The cacophony of mainstream corporate media rushing right wing pundit after right wing pundit to the opinion pages to decry MMP has reached fever pitch.
The delegitimisation of any possible Labour led change of Government requires not only an attack on Jacinda, Winston and the Greens for not willing to work with National, but it also needs the system of MMP to be defaced and denigrated as well.
What few New Zealanders seem to realise is that our Parliament is one of the most powerful in the world. Because we have no upper chamber to act as a hand break, a bare majority of the Chamber is all that is required to read a bill into law within a few hours under urgency.
Because our Parliament is so powerful, and because First Past the Post kept producing unjust results where a National minority kept winning power, we elected to have MMP because it forces big Parties to negotiate with other interests to temper the legislative power they gain as a Government and also to make Parliament far more representative of the people they are Governing.
You know, actually being a democracy where the peoples voice can be fairly represented rather than pretending to be a democracy.
What is happening right now with us waiting until the Special’s are counted and a negotiating process set in motion is exactly what MMP is supposed to do. The system forces big political parties to negotiate and work co-operatively with different interests to get an agenda passed, that’s a triumph of civil reason, not a broken political system that can’t call a winner on the night.
MMP isn’t perfect by any means. The greatest failure of our current system is the 5% threshold that destroys so many political movements. This lack of political movements gaining enough traction to get over 5% doesn’t just rob those movements of representation, but it robs us of new ideas and political dynamism and leaves the big old parties to dominate the entire political narrative.
Some have suggested we should scrap the threshold altogether, I think that is a dangerous suggestion that opens the door to political radicalisation and extremism. You only need to look at Israel who has a totally representative voting system and it leaves them hostage to tiny religious splinter group factions who hold any Government to ransom for hardline brutality against Palestinians.

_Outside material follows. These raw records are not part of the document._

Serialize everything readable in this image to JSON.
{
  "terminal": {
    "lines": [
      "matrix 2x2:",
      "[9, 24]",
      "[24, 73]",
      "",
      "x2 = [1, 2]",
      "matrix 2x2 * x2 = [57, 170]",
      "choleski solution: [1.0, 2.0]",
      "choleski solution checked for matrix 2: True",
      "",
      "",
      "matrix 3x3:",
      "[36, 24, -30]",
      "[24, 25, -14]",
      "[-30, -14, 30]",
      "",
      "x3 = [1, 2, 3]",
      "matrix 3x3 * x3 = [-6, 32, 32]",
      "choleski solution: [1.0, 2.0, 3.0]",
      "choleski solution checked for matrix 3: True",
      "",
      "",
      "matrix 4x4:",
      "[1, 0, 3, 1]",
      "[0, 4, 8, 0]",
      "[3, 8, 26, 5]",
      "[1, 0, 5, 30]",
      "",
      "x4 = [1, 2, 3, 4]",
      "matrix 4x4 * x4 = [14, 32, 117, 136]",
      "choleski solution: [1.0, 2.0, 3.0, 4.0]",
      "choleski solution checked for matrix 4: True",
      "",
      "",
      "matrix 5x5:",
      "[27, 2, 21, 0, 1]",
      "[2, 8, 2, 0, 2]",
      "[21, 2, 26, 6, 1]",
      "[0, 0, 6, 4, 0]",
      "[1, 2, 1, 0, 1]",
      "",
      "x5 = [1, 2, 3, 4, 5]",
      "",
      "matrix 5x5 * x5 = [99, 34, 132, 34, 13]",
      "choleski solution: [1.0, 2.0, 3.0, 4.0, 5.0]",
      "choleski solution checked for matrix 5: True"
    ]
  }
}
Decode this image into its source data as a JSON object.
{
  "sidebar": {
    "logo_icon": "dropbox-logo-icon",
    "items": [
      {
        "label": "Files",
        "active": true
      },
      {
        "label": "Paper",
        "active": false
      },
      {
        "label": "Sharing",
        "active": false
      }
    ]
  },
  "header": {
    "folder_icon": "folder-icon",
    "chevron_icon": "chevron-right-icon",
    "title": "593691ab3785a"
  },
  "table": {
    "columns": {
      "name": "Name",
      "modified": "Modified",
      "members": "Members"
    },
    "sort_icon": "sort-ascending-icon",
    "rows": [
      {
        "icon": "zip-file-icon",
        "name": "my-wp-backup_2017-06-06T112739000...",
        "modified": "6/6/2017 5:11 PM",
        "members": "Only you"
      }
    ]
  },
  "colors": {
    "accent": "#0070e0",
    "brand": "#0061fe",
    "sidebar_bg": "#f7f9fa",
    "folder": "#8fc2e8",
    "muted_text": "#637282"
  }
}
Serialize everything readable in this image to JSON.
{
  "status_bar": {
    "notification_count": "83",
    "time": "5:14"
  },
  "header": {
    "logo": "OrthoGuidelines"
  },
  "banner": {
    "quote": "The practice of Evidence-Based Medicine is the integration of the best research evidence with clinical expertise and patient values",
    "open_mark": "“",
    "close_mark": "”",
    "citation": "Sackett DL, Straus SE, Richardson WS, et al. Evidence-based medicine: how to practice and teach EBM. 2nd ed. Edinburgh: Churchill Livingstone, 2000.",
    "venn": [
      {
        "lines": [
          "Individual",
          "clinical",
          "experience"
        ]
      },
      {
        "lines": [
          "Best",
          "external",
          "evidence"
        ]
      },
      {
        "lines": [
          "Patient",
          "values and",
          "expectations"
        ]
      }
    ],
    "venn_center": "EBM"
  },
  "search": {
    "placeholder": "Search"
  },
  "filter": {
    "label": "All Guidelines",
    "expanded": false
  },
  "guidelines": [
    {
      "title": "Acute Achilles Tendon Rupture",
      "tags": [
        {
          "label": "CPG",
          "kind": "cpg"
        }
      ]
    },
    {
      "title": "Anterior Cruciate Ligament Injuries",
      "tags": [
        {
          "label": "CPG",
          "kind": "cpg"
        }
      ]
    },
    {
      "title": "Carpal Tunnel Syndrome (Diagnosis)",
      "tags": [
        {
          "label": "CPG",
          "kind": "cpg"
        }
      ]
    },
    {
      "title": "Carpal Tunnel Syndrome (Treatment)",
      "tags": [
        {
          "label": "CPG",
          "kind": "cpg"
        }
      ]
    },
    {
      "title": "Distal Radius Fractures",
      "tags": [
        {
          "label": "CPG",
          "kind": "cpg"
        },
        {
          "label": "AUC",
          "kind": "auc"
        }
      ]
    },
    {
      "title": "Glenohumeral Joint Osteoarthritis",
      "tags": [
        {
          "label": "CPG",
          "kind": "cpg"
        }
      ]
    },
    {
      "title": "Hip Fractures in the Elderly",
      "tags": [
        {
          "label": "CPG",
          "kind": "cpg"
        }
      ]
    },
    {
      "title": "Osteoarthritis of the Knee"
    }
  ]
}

No threshold allows extremism, what we need to do in NZ is lower the threshold, not abandon it.
You should at least need to gain some basic level of support if you want to gain political representation, and I think that threshold should be 3%.
5% requires around 100 000 voters and in a country with a small population base like NZ, that isn’t easy. If we went for 3% you’d be looking at around 70 000 votes, that’s more manageable and removes the risk of extremists.
Giving political movements the chance to incubate and build from a 3% threshold would strengthen our representation and inject dynamism into the political spectrum.
MMP demands more power sharing, more co-operation and more interests to be taken into account than corporate farming, banks, property speculators and the rich.
We should not allow ourselves to become manipulated by our impatience and panic caused by widespread ignorance of MMP. The only reason we are suddenly questioning MMP is because the right wing have realised there’s a chance they will lose the election.
Don’t get conned into scrapping MMP, get engaged with modifying it and lowering the threshold to 3% so we can gain a more vibrant and deeper democracy.